Does psychosis go away?

Sometimes symptoms go away quickly and people are able to resume a normal life right away. For others, it may take several weeks or months to recover, and they may need support over a longer period of time. Remember: psychosis is treatable and many people will make an excel- lent recovery.

What is psychotic behavior?

Symptoms of psychosis include delusions (false beliefs) and hallucinations (seeing or hearing things that others do not see or hear). Other symptoms include incoherent or nonsense speech, and behavior that is inappropriate for the situation.

What are the stages of psychosis?

The typical course of the initial psychotic episode can be conceptualised as occurring in three phases. These are the prodromal phase, the acute phase and the recovery phase.

What are psychotic thoughts?

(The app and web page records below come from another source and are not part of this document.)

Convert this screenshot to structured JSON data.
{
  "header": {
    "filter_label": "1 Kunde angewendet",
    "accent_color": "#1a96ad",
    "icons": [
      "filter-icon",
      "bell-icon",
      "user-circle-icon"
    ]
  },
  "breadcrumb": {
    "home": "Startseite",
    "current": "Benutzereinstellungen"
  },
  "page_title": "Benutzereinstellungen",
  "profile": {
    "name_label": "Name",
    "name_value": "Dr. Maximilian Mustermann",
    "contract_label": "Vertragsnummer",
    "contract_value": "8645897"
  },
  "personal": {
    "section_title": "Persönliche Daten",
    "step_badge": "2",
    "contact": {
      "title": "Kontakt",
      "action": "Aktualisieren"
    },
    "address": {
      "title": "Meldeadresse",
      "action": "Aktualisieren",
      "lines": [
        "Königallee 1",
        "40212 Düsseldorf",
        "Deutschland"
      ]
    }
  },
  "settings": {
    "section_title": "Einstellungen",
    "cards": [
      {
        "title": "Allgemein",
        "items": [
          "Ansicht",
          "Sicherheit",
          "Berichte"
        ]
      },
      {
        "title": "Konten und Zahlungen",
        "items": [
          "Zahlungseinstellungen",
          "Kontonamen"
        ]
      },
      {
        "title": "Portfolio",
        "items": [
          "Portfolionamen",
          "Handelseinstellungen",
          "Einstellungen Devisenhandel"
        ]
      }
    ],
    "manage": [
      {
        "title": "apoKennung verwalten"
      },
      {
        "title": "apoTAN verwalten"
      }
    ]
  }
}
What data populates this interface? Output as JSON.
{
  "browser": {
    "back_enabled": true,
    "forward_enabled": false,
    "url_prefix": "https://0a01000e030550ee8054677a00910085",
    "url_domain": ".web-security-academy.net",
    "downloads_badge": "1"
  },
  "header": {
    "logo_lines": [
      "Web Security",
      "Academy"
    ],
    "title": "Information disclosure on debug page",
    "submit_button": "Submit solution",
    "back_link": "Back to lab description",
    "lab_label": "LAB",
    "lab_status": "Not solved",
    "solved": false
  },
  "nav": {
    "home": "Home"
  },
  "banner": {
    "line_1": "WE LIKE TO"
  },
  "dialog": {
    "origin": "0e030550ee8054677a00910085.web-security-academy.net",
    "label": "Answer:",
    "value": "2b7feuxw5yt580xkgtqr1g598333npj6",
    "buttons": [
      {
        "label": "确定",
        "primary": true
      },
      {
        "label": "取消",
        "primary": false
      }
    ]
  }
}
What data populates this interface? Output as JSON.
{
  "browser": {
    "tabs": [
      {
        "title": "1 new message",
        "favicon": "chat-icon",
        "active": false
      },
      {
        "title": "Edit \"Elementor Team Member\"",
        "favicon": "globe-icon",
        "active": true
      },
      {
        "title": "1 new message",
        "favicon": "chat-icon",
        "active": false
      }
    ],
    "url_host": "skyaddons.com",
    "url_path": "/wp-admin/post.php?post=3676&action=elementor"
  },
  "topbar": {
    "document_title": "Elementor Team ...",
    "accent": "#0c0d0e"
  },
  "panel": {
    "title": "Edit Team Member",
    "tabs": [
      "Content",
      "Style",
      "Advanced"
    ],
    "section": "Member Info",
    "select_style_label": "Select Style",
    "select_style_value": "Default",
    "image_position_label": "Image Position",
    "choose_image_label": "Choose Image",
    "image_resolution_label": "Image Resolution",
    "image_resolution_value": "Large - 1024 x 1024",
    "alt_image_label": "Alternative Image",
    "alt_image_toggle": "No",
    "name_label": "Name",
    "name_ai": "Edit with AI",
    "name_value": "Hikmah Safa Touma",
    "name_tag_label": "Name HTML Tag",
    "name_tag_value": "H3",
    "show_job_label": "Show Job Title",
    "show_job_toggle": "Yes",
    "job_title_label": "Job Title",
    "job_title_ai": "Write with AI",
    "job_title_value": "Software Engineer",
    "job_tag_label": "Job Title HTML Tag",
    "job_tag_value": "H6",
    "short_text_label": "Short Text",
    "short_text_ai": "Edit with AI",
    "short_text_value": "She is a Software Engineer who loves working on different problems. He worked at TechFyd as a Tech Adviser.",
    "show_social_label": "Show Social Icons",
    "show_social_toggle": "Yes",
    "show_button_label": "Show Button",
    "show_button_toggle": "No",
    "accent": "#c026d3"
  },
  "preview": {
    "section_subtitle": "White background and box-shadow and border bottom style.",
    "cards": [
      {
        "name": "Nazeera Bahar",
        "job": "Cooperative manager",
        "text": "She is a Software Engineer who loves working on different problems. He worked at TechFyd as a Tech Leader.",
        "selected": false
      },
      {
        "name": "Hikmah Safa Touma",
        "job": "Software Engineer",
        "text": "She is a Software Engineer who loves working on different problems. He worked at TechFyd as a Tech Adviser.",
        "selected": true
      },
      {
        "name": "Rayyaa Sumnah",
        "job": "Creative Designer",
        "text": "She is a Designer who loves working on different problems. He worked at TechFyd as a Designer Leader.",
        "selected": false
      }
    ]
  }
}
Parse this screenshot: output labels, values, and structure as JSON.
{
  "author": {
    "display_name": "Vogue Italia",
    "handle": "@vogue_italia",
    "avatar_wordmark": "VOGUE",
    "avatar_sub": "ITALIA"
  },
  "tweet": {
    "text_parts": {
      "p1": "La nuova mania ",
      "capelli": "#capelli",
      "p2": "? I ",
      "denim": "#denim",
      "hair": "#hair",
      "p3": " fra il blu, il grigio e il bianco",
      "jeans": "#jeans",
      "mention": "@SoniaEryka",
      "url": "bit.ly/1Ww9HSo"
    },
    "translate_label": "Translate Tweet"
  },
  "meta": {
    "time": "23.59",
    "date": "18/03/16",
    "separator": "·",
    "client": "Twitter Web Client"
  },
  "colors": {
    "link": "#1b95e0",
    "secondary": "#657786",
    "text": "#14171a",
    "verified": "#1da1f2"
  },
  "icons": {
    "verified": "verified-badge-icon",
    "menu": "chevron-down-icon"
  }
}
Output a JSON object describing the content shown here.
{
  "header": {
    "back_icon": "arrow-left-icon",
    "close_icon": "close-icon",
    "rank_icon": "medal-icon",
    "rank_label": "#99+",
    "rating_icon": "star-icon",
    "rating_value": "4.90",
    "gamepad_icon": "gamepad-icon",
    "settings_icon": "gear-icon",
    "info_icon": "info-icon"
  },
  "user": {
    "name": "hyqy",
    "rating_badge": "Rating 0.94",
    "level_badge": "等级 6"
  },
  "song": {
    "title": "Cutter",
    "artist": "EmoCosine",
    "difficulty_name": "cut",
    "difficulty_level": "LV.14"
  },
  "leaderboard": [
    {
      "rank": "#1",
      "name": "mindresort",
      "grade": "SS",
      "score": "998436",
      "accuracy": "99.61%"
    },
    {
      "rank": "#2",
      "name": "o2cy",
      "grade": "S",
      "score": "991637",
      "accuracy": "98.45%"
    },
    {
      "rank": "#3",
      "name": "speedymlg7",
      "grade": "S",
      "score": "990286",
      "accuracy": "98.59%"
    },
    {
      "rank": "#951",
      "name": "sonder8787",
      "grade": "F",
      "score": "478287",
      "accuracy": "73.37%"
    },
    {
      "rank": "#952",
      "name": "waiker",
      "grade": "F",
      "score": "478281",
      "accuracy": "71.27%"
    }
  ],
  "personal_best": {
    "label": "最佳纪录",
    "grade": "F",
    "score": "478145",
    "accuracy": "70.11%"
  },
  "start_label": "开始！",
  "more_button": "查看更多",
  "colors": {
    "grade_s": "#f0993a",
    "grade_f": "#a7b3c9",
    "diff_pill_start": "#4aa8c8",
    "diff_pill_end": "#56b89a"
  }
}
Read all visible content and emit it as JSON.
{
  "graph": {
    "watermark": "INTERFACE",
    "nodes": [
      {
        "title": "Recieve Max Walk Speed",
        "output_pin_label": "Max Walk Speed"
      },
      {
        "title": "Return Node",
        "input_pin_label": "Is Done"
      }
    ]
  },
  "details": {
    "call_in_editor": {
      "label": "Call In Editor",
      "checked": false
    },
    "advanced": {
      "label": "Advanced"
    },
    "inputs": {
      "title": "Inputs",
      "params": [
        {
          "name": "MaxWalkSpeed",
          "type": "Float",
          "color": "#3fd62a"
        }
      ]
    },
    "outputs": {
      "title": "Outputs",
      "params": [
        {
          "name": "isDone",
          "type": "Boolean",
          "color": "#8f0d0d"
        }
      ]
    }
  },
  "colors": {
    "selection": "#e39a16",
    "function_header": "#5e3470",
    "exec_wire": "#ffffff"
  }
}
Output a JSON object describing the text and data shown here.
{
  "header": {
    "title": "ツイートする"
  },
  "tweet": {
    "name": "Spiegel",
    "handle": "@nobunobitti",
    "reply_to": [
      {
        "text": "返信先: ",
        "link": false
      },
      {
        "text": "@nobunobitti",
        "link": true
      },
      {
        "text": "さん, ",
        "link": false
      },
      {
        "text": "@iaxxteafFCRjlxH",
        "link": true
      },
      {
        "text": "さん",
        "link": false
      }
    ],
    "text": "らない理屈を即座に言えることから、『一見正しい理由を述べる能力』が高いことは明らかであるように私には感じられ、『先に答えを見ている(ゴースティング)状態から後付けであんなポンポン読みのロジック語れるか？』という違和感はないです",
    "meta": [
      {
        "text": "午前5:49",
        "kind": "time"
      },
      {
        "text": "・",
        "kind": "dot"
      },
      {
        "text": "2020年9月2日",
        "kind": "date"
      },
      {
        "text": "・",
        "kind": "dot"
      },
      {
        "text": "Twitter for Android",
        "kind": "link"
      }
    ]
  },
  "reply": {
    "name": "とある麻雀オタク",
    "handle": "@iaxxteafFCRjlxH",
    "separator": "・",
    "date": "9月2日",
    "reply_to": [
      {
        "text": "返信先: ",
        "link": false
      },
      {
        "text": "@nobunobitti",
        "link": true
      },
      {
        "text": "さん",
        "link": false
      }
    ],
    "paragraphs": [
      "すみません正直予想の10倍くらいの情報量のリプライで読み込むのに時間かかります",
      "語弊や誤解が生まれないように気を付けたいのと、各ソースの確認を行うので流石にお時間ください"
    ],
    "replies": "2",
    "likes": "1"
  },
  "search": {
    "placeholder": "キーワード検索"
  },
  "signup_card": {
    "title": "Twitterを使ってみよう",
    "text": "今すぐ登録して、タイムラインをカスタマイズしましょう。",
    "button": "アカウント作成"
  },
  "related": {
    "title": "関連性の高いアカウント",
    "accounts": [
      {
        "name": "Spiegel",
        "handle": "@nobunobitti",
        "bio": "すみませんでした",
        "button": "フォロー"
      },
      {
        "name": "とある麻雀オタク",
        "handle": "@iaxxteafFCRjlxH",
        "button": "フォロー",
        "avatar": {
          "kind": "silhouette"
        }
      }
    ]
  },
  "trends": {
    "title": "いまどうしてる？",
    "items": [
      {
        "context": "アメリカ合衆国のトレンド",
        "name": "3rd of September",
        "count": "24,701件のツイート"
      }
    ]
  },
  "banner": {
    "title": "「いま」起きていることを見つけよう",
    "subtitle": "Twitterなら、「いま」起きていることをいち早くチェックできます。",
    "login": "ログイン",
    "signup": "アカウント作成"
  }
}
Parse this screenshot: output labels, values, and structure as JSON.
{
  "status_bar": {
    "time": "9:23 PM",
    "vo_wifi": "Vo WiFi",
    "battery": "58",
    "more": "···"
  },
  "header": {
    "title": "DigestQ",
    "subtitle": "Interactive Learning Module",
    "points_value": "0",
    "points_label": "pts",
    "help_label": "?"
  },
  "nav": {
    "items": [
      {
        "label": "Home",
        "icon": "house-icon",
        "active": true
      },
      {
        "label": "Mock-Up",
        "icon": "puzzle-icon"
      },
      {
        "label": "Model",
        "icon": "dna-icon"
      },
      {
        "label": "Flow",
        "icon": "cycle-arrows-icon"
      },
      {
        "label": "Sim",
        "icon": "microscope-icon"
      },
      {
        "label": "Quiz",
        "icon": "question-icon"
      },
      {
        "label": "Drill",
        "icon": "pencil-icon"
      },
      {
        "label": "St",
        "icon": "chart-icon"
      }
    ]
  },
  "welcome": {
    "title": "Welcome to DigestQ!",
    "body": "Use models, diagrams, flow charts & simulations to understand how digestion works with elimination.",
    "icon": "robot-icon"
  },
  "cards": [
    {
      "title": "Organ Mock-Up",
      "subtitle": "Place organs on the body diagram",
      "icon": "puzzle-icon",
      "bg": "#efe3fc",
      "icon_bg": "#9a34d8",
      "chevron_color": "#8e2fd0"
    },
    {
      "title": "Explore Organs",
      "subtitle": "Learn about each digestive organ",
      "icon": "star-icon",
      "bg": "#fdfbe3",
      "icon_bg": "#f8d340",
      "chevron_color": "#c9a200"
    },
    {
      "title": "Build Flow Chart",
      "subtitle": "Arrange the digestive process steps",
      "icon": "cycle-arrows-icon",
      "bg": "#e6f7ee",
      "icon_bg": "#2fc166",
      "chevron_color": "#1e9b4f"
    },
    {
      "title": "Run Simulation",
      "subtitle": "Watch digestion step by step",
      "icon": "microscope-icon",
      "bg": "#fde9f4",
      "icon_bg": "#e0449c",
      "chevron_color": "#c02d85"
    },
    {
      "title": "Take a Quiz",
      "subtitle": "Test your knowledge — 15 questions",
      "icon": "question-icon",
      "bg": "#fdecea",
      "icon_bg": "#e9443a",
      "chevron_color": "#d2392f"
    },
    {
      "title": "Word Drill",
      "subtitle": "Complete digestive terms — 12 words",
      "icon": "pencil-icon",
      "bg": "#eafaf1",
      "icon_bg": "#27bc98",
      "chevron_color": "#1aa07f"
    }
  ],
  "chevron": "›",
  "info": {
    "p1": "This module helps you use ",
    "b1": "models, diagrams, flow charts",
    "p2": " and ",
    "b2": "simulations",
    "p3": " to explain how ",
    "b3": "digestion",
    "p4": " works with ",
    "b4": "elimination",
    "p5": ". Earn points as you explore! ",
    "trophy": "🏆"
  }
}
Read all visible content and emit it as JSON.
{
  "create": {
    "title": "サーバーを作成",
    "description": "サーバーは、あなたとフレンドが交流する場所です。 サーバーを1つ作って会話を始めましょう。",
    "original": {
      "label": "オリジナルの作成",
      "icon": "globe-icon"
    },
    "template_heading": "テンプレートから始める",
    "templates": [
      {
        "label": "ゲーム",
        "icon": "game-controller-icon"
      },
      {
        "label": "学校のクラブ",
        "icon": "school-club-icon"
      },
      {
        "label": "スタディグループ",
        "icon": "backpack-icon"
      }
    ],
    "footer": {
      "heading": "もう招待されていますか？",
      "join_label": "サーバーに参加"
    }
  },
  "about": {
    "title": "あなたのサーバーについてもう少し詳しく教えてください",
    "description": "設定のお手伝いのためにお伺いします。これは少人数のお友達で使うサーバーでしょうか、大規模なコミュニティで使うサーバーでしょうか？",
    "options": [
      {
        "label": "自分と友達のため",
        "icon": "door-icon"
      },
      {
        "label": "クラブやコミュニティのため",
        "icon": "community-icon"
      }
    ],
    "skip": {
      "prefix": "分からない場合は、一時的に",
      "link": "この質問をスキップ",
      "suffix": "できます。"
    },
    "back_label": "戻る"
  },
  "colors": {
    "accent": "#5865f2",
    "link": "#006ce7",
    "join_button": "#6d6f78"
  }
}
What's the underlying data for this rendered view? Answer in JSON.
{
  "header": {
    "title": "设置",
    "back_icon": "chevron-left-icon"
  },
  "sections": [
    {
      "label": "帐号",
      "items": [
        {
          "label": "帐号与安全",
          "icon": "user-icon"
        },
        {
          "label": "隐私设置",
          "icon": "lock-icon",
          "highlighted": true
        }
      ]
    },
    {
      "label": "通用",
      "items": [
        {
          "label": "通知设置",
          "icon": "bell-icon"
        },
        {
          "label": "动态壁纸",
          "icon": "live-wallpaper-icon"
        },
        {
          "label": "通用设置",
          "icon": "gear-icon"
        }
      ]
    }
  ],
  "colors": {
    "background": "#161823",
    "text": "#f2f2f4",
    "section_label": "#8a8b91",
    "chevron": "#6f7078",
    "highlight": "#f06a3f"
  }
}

Psychosis is characterized as disruptions to a person’s thoughts and perceptions that make it difficult for them to recognize what is real and what isn’t. These disruptions are often experienced as seeing, hearing and believing things that aren’t real or having strange, persistent thoughts, behaviors and emotions.

What drugs can cause permanent psychosis?

Even widely used drugs such as non-steroidal anti-inflammatory drugs can sometimes trigger a psychotic reaction. Alcohol, amphetamines, phencyclidine (PCP), cocaine, and hallucinogens are among the most common causes of drug-induced psychosis.

What happens to the brain during psychosis?

“What we do know is that during an episode of psychosis, the brain is basically in a state of stress overload,” says Garrett. Stress can be caused by anything, including poor physical health, loss, trauma or other major life changes. When stress becomes frequent, it can affect your body, both physically and mentally.

What are the main causes of psychosis?

A mental or physical illness, substance abuse, or extreme stress or trauma can cause it. Psychotic disorders, like schizophrenia, involve psychosis that usually affects you for the first time in the late teen years or early adulthood. Young people are especially likely to get it, but doctors don’t know why.

Can psychosis be brought on by stress?

Stress—Intense stress can cause psychosis. In this particular cause, there may be no other conditions or diseases involved. This kind of psychosis lasts for less than one month. Stress can also trigger symptoms in people who are particularly at risk for psychotic disorders.

Does psychosis get worse over time?

People may experience the symptoms of psychosis in very different ways. The symptoms of psychosis can be very disabling, and get worse over time if left untreated. Living with symptoms of psychosis can be frightening, confusing and debilitating. However, psychosis is treatable with professional help.

Does psychosis damage the brain?

An untreated episode of psychosis can result in structural brain damage due to neurotoxicity.

What happens if psychosis is left untreated?

In addition, an untreated person with psychosis is at risk for episodes of behavioral dyscontrol, including violence, with the potential for long-lasting consequences for himself or herself and others.

What are the early warning signs of psychosis?

Fact Sheet: Early Warning Signs of PsychosisWorrisome drop in grades or job performance.New trouble thinking clearly or concentrating.Suspiciousness, paranoid ideas or uneasiness with others.Withdrawing socially, spending a lot more time alone than usual.Unusual, overly intense new ideas, strange feelings or having no feelings at all.More items…

What is a psychotic break?

In terms of what it means, a “psychotic break with reality” means losing contact with reality, such as hearing, seeing, tasting, smelling, or feeling something that has no external correlate (i.e., hallucinations) or believing something to be true that is false, fixed, and fantastic (i.e., a delusion) or being unable …